╔══

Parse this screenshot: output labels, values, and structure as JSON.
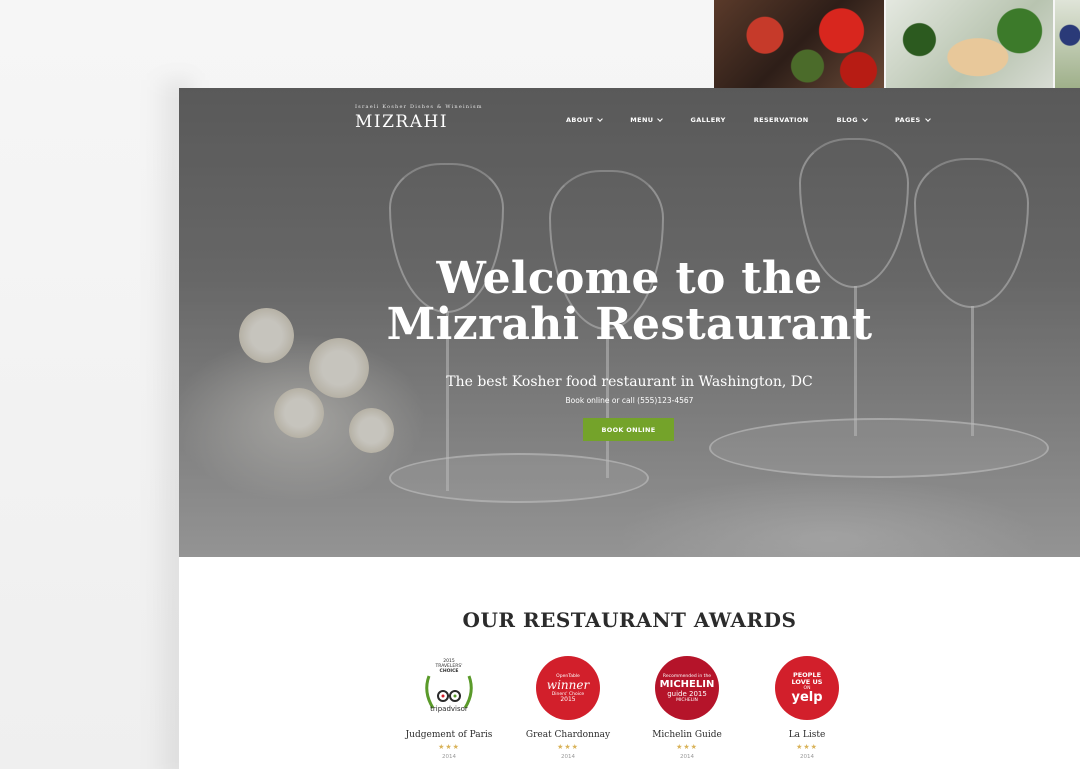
{
  "brand": {
    "tagline": "Israeli Kosher Dishes & Wineinism",
    "name": "MIZRAHI"
  },
  "nav": {
    "items": [
      {
        "label": "ABOUT",
        "has_dropdown": true
      },
      {
        "label": "MENU",
        "has_dropdown": true
      },
      {
        "label": "GALLERY",
        "has_dropdown": false
      },
      {
        "label": "RESERVATION",
        "has_dropdown": false
      },
      {
        "label": "BLOG",
        "has_dropdown": true
      },
      {
        "label": "PAGES",
        "has_dropdown": true
      }
    ]
  },
  "hero": {
    "title_line1": "Welcome to the",
    "title_line2": "Mizrahi Restaurant",
    "subtitle": "The best Kosher food restaurant in Washington, DC",
    "call_text": "Book online or call (555)123-4567",
    "button_label": "BOOK ONLINE"
  },
  "awards": {
    "title": "OUR RESTAURANT AWARDS",
    "items": [
      {
        "name": "Judgement of Paris",
        "stars": "★★★",
        "year": "2014",
        "badge": {
          "line1": "2015",
          "line2": "TRAVELERS'",
          "line3": "CHOICE",
          "line4": "tripadvisor"
        }
      },
      {
        "name": "Great Chardonnay",
        "stars": "★★★",
        "year": "2014",
        "badge": {
          "line1": "OpenTable",
          "line2": "winner",
          "line3": "Diners' Choice",
          "line4": "2015"
        }
      },
      {
        "name": "Michelin Guide",
        "stars": "★★★",
        "year": "2014",
        "badge": {
          "line1": "Recommended in the",
          "line2": "MICHELIN",
          "line3": "guide 2015",
          "line4": "MICHELIN"
        }
      },
      {
        "name": "La Liste",
        "stars": "★★★",
        "year": "2014",
        "badge": {
          "line1": "PEOPLE",
          "line2": "LOVE US",
          "line3": "ON",
          "line4": "yelp"
        }
      }
    ]
  },
  "colors": {
    "accent_green": "#74a32a",
    "badge_red": "#d21f2b",
    "star_gold": "#d9b35a"
  }
}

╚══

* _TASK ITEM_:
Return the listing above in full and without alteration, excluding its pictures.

* _ANSWER BOX_:
Parse this screenshot: output labels, values, and structure as JSON.
{
  "brand": {
    "tagline": "Israeli Kosher Dishes & Wineinism",
    "name": "MIZRAHI"
  },
  "nav": {
    "items": [
      {
        "label": "ABOUT",
        "has_dropdown": true
      },
      {
        "label": "MENU",
        "has_dropdown": true
      },
      {
        "label": "GALLERY",
        "has_dropdown": false
      },
      {
        "label": "RESERVATION",
        "has_dropdown": false
      },
      {
        "label": "BLOG",
        "has_dropdown": true
      },
      {
        "label": "PAGES",
        "has_dropdown": true
      }
    ]
  },
  "hero": {
    "title_line1": "Welcome to the",
    "title_line2": "Mizrahi Restaurant",
    "subtitle": "The best Kosher food restaurant in Washington, DC",
    "call_text": "Book online or call (555)123-4567",
    "button_label": "BOOK ONLINE"
  },
  "awards": {
    "title": "OUR RESTAURANT AWARDS",
    "items": [
      {
        "name": "Judgement of Paris",
        "stars": "★★★",
        "year": "2014",
        "badge": {
          "line1": "2015",
          "line2": "TRAVELERS'",
          "line3": "CHOICE",
          "line4": "tripadvisor"
        }
      },
      {
        "name": "Great Chardonnay",
        "stars": "★★★",
        "year": "2014",
        "badge": {
          "line1": "OpenTable",
          "line2": "winner",
          "line3": "Diners' Choice",
          "line4": "2015"
        }
      },
      {
        "name": "Michelin Guide",
        "stars": "★★★",
        "year": "2014",
        "badge": {
          "line1": "Recommended in the",
          "line2": "MICHELIN",
          "line3": "guide 2015",
          "line4": "MICHELIN"
        }
      },
      {
        "name": "La Liste",
        "stars": "★★★",
        "year": "2014",
        "badge": {
          "line1": "PEOPLE",
          "line2": "LOVE US",
          "line3": "ON",
          "line4": "yelp"
        }
      }
    ]
  },
  "colors": {
    "accent_green": "#74a32a",
    "badge_red": "#d21f2b",
    "star_gold": "#d9b35a"
  }
}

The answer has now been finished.